Doomsayers' forecast predicted oil prices sagging amid no deal in Doha, but the market has traded firmly, even as oil producers threaten to continue pumping crude into the glut.
Oil's current supply and demand balance is the market's catalyst, according to Barclays' head of energy commodities research. At the same time, while non-OPEC oil producers (especially in the U.S.) have begun to adjust to an oversupplied market, oil demand continues to give energy watchers mixed signals.
"We've seen production coming off 50,000; 100,000 barrels a day — every single month," Michael Cohen said in an interview with "Closing Bell." "We've seen really strong consumer-led demand for airlines and also for gasoline," he said on Tuesday.
Still, "industrial demand is coming off pretty steeply because of this reduction in drilling activity, reduction in rail activity," he added.
In this same vein, a strike in Kuwait, which has slashed the country's oil production by more than half, has driven the price of oil higher. U.S. crude settled up more than 3 percent at $41.08 a barrel on Tuesday. Similarly, the internationally traded Brent traded up nearly three percent to settle at $44.04 on the day.
Cohen expects unplanned outages to continue to affect the oil market, a constructive aspect from a balance perspective, but the strike in Kuwait won't last too long, he told CNBC.

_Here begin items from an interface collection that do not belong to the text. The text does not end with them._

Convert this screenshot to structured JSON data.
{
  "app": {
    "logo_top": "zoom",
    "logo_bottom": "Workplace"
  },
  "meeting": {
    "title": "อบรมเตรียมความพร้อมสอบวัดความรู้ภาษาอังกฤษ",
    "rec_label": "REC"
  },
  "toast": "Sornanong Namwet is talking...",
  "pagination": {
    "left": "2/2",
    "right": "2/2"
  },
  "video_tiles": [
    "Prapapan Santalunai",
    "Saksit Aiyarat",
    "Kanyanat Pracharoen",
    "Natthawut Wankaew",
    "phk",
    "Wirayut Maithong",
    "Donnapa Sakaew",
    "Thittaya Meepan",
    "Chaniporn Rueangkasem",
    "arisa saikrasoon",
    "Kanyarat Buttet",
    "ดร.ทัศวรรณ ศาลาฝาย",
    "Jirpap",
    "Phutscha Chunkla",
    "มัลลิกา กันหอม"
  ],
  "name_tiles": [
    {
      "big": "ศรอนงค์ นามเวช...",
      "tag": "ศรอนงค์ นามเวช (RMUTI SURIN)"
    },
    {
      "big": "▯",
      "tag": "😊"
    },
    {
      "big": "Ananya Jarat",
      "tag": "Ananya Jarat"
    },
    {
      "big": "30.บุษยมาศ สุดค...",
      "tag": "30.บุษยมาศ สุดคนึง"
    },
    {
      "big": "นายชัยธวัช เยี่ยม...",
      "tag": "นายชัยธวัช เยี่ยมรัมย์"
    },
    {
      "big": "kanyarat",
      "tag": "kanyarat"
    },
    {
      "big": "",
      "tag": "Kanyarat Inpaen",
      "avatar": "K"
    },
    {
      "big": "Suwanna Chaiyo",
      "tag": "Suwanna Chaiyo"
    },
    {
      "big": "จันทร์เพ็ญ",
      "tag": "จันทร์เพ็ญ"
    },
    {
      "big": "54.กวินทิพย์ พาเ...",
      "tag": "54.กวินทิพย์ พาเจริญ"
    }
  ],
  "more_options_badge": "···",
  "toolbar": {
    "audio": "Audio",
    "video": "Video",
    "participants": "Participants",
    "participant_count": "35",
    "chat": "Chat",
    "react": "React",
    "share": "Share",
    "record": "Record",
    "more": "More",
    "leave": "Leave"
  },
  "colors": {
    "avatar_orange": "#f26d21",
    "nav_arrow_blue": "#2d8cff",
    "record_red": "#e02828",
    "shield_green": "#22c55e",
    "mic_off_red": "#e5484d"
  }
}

The International Energy Agency's April report stated that both demand and supply in the oil sector have declined. The report said that global oil demand will ease to around 1.2 million barrels per day in 2016, below the 1.8 mb/d expansion of 2015. Similarly, the IEA found that global oil supply sank by 0.3 million barrels per day last month to 96.1 mb/d, "with annual gains shrinking to 0.2 mb/d, from 1.7 mb/d a month earlier."
Barclays is concerned about oil demand cooling this quarter, a factor that will keep oil trading between $35 and $45 a barrel, Cohen said. The firm considers that demand will rise again during the fourth quarter and oil prices could surge to $50 a barrel by the end of the year.
The volatility, however, will encourage bankruptcies in the oil and gas sector, Cohen said during his interview Tuesday. "We will see [bankruptcies] again and even more by the end of the year," he said.
— Reuters contributed to this report.